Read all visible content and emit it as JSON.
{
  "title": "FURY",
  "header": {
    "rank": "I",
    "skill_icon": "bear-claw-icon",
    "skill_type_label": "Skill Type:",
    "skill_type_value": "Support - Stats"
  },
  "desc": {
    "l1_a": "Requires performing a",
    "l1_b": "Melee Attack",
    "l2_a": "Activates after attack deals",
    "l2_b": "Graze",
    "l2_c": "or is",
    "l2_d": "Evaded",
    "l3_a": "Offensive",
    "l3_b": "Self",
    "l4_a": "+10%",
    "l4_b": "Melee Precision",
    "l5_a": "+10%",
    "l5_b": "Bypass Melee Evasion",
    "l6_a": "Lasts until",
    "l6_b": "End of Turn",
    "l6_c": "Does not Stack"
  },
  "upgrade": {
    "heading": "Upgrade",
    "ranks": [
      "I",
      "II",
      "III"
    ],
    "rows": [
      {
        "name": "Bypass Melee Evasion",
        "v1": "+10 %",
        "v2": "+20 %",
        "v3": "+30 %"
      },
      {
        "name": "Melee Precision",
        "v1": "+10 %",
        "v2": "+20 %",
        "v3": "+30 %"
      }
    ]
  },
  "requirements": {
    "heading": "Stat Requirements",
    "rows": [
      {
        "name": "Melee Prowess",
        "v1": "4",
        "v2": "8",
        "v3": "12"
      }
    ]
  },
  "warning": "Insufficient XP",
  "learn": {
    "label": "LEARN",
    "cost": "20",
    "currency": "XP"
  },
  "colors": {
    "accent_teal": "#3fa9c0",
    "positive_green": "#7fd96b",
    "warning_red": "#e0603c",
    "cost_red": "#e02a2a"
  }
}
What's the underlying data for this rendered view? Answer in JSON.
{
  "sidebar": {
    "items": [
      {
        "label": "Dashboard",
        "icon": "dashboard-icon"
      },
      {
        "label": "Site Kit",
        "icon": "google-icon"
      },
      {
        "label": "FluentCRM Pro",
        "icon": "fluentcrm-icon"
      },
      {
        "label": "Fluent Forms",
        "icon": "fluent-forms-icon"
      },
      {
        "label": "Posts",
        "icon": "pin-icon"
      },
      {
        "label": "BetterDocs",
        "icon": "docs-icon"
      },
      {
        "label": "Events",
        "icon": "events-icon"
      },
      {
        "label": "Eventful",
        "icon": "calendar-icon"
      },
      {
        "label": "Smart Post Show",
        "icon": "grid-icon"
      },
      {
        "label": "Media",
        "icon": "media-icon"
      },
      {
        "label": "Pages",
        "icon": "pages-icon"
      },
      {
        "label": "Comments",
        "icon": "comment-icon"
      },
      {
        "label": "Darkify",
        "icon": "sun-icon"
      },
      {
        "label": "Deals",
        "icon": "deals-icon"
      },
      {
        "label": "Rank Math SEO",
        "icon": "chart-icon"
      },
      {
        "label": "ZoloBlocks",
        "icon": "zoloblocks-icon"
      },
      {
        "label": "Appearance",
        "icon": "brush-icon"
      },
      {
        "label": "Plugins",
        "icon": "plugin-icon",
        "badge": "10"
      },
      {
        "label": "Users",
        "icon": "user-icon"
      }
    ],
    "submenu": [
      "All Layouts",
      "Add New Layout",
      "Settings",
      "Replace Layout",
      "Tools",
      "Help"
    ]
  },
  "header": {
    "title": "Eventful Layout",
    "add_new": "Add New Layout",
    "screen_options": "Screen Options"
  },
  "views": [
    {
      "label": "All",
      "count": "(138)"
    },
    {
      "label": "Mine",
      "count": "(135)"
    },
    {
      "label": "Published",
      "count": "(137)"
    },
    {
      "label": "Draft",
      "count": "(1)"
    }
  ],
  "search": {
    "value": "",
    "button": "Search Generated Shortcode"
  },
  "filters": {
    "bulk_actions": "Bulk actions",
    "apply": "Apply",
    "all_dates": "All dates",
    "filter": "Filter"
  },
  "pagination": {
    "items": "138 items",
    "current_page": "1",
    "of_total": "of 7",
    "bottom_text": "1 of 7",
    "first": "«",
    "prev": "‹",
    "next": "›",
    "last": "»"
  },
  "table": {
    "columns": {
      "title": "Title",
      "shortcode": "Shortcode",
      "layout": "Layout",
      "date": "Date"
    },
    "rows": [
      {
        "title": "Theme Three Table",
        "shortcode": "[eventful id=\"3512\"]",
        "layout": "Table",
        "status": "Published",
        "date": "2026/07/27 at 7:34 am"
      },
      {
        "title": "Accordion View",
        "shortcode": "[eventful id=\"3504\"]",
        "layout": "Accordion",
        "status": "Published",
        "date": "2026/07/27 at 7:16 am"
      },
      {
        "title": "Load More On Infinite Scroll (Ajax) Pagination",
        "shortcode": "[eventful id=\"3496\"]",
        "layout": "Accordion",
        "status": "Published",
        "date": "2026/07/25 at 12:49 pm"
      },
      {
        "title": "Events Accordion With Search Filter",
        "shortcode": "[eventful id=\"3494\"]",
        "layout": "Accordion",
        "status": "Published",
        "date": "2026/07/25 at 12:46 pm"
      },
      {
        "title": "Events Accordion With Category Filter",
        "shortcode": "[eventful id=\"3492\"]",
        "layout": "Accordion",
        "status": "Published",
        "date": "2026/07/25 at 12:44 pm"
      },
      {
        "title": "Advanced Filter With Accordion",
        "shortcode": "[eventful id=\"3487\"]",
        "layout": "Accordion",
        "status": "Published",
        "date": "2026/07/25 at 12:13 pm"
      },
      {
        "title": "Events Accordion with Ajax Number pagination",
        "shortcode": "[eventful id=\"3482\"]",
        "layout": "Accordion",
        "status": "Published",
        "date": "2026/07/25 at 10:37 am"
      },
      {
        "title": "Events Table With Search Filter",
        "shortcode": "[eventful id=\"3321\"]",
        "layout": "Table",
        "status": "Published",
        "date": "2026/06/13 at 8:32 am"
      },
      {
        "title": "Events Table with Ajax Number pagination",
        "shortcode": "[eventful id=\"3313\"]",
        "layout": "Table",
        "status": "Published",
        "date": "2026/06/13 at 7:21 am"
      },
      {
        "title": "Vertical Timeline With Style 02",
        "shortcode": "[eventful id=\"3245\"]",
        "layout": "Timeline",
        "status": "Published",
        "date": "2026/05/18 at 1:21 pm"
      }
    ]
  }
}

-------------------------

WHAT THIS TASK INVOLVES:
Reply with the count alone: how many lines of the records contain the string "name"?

SOLUTION TO THE PROBLEM:
3